So I dove into the book, being 6 chapters behind the rest of the group. I mostly agreed with the author’s ideas, except for the chapter about reading people. It was one of the two chapters we were going to discuss at the meeting. The author suggested that those who are bad at reading people come across as rude, offensive, and uncaring. He said that no one wants to be around someone who is bad at reading people. I took offense to that. While I’m hopeless at reading people and their body language, I don’t think I’m almost ever rude or uncaring. I absolutely hate rudeness and I try really hard never, ever to be that way, to anyone. So I was frustrated at the prospect of being called rude. Maybe this guy had forgotten that some people truly can’t read people. It’s not always a choice.

I went to the meeting on Tuesday night and found myself there 15 minutes early. I like to be early everywhere, so that I can adjust to my surroundings before everyone else gets there. It gave me a chance to talk with the woman who leads the group. Slowly, the other members of the group came in and started to talk. I could feel the confusion build, with multiple conversations happening at once. We sat in a circle, and everyone laughed and talked. I absolutely hated the feeling of being in the middle of conversation without being able to follow it or participate.
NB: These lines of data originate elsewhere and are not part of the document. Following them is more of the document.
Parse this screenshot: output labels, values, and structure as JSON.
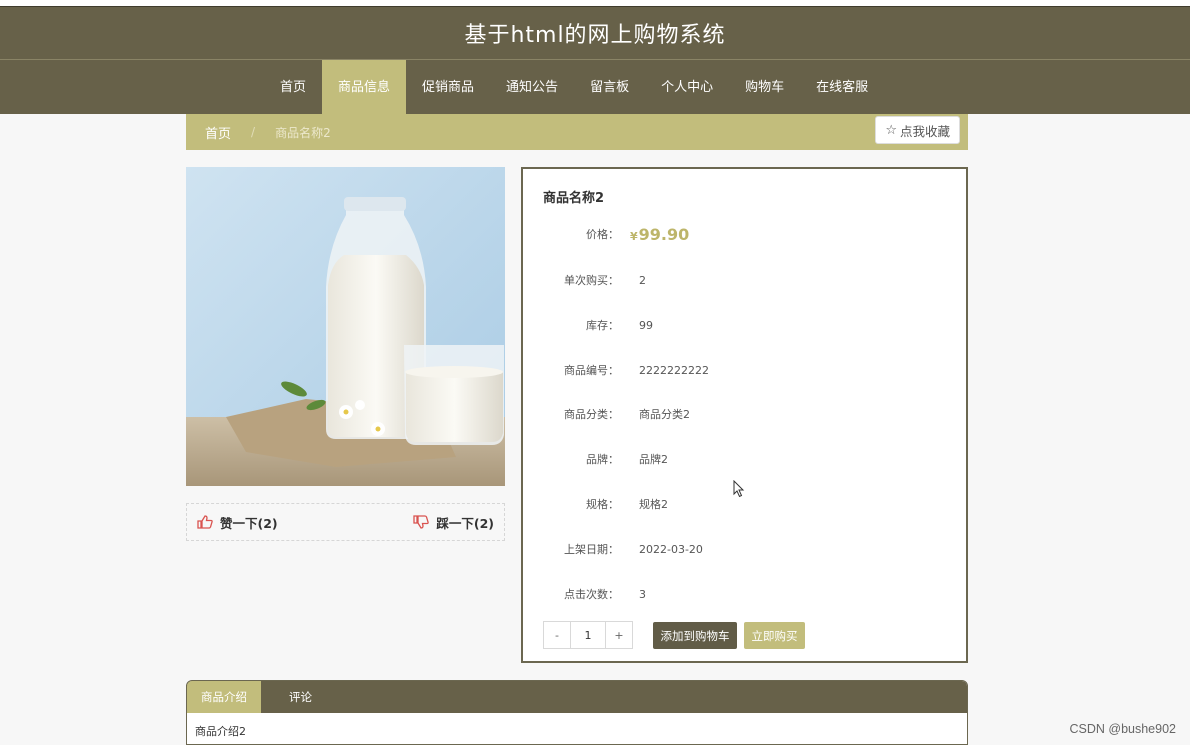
{
  "site": {
    "title": "基于html的网上购物系统"
  },
  "nav": {
    "items": [
      {
        "label": "首页"
      },
      {
        "label": "商品信息",
        "active": true
      },
      {
        "label": "促销商品"
      },
      {
        "label": "通知公告"
      },
      {
        "label": "留言板"
      },
      {
        "label": "个人中心"
      },
      {
        "label": "购物车"
      },
      {
        "label": "在线客服"
      }
    ]
  },
  "breadcrumb": {
    "home": "首页",
    "current": "商品名称2",
    "separator": "/"
  },
  "favorite": {
    "label": "点我收藏",
    "icon": "star-outline-icon"
  },
  "votes": {
    "like_label": "赞一下(2)",
    "dislike_label": "踩一下(2)"
  },
  "product": {
    "name": "商品名称2",
    "price_symbol": "¥",
    "price": "99.90",
    "fields": [
      {
        "label": "价格：",
        "value": ""
      },
      {
        "label": "单次购买：",
        "value": "2"
      },
      {
        "label": "库存：",
        "value": "99"
      },
      {
        "label": "商品编号：",
        "value": "2222222222"
      },
      {
        "label": "商品分类：",
        "value": "商品分类2"
      },
      {
        "label": "品牌：",
        "value": "品牌2"
      },
      {
        "label": "规格：",
        "value": "规格2"
      },
      {
        "label": "上架日期：",
        "value": "2022-03-20"
      },
      {
        "label": "点击次数：",
        "value": "3"
      }
    ]
  },
  "purchase": {
    "minus": "-",
    "quantity": "1",
    "plus": "+",
    "add_cart_label": "添加到购物车",
    "buy_now_label": "立即购买"
  },
  "tabs": {
    "items": [
      {
        "label": "商品介绍",
        "active": true
      },
      {
        "label": "评论"
      }
    ],
    "content": "商品介绍2"
  },
  "watermark": "CSDN @bushe902",
  "colors": {
    "header": "#676149",
    "accent": "#c2bd7c",
    "price": "#bdb56a",
    "button_dark": "#615c47"
  }
}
I thought that once things settled down and focused on the book, it would be better. We went around and introduced ourselves. I said that I’m Lydia, and I love animals, especially cats. Everyone else did the same. I found out that the other girls all lived on their own and had “real” jobs (a nurse, a physician’s assistant, an accountant, and a teacher). I didn’t feel like I was somehow less than them, I just felt out of place, like we didn’t have much in common. As we got into the book, everyone stopped talking. I was hoping for a close-knit group that would want to discuss the deep topics in the book, but that’s not what I found. Instead, the more difficult the topics got, the quieter everyone became. No one wanted to open up.

I was frustrated. I would have been able to talk more about the stuff in the book, because I had already planned my answers. But no one wanted to talk about that. I couldn’t participate in the social conversation, but that’s the only conversation there was. I spent the whole time sitting in silence.

The whole experience just reinforced how different I really am from my peers. I can’t keep up with them when it comes to work, social lives, boyfriends, husbands, conversation… I feel like I’m stuck in childhood or adolescence while they’ve all moved on to adulthood. I think I’ll go back to the group, but I definitely haven’t found my niche in the church yet. There’s a “ministry to the disabled” that meets twice a month that I’m looking into. I’m not sure if it’s meant to be for severely disabled adults or for people, well, like me. I’m working on finding out more about it. Maybe I’ll fit in better there.